There are three motor-generators employed in the 4WD-i Highlander Hybrid. Internally referred to as MG1, MG2 and MGR for the rear electric motor in the 4WD-i, each has a specific function and each does double duty as both drive motor and generator (although MG1 is a starter and provides no motive force). The engine-driven generator (MG1) can charge the battery pack, which powers other electric motors as needed, while the front electric-driver motor (MG2) and rear electric motor (MGR) can charge the battery pack through regenerative braking.
Power from the gas engine and MG2 is distributed to the drive wheels via a planetary gear-type continuously variable transmission, which eliminates specific gear ratios. Two planetary gear units are used in the system. The Power-Split unit divides the engine's drive force two ways: one to drive the wheels and the other to drive MG1 so it may function as a generator. The Motor Speed Reduction unit reduces the speed of MG2 and increases its drive torque, significantly boosting acceleration performance.
In addition to its motor-generator duties, the crucial MG1 adds two functions: one as a starter motor for the gas engine; and two, by regulating the amount of electrical power it generates (which varies its RPM), MG1 controls the output speed of the transaxle through the planetary gear set—without clutches or viscous couplings.
This is one of the key elements of the hybrid powertrain and the reason why Highlander Hybrid eliminates the 'shift shock' that can typically be felt as even the most refined modern automatic transmissions change gears.
The innovative electric 4WD-i system employs a separate 50-kW electric motor (MGR) at the rear that provides up to 96 lb.-ft. of additional drive torque as required. The system electronically varies front and rear torque distribution depending on driving conditions.
The Toyota hybrid technology also allows extended electric-mode operation during low speed or stop-and-go driving conditions. The permanent-magnet front electric drive motor (MG2) produces peak torque from zero-to-1,500 RPM, giving the Highlander Hybrid powerful and instantaneous response that will be especially felt and appreciated in low- and mid-speed performance and in merging and passing maneuvers.Hybrid Synergy Drive Benefits
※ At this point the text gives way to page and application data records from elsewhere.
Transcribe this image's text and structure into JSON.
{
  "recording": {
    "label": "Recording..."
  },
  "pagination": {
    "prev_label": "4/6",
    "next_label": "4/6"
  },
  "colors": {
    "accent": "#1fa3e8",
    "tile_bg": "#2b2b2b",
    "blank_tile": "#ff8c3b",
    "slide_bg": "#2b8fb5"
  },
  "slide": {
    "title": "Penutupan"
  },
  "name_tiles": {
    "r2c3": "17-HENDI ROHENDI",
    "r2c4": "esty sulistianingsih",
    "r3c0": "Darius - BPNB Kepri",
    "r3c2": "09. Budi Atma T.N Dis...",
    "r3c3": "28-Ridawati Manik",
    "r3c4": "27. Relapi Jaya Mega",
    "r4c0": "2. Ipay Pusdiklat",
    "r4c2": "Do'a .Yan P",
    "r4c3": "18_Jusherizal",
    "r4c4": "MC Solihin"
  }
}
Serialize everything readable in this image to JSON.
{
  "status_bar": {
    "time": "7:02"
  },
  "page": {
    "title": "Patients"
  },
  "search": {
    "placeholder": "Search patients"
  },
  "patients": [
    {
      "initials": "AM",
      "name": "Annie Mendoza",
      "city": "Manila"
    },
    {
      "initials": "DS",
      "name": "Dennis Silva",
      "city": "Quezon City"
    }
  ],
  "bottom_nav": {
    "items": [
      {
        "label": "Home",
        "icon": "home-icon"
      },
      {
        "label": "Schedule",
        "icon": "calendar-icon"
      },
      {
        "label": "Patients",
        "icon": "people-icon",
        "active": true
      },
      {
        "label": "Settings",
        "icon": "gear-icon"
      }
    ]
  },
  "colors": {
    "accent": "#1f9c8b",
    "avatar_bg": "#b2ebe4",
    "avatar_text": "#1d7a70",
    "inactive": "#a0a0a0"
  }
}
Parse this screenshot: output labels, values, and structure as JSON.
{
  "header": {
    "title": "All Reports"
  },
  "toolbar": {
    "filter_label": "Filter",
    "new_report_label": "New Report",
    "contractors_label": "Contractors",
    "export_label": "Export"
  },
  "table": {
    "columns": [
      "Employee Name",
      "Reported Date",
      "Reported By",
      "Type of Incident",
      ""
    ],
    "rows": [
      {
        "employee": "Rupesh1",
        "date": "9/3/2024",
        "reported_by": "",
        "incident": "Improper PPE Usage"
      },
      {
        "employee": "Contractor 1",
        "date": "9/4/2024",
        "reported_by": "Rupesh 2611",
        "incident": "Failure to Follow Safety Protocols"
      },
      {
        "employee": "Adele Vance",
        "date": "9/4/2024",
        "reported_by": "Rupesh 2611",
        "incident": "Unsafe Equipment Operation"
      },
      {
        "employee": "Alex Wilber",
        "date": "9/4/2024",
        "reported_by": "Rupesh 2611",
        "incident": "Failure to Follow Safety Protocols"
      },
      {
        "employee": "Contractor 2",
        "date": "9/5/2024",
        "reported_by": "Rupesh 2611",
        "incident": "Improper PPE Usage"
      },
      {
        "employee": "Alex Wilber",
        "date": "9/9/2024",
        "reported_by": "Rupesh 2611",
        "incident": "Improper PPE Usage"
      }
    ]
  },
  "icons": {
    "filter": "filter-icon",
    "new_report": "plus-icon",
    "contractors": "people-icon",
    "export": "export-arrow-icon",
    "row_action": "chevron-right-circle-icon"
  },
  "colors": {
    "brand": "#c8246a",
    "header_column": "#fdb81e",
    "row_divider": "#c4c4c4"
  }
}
The real benefits, to both the owner and driver of Toyota's hybrid vehicles, are the utility and numbers. The Prius is roomy enough inside to meet the Environmental Protection Agency's (EPA) midsize category, while the Highlander Hybrid provides the versatility of a mid-size SÚV. The Prius accelerates from 0 to 60 mph in about 10 seconds, roughly equal to a four-cylinder gasoline-engine Toyota Camry. Highlander Hybrid 4WD models have an acceleration time of 7.3 seconds for 0 to 60 mph. Prius has a combined EPA mileage estimate of 46 mpg, giving it the best EPA rating of any vehicle sold in America today. Highlander Hybrid's combined city/highway estimated EPA fuel efficiency rating of 26 mpg is more than double that of most V8 powered SÚVs. Camry Hybrid's EPA-estimated ratings are 33 mpg city/34 mpg highway.
Both the Prius and Highlander Hybrid have been certified as SÚLEV, or Super Últra Low Emission Vehicle and the 2008 Camry Hybrid is certified as an Advanced Technology Partial Zero Emissions Vehicle (AT-PZEV). A decade ago, these combinations were unimaginable.Source - Toyota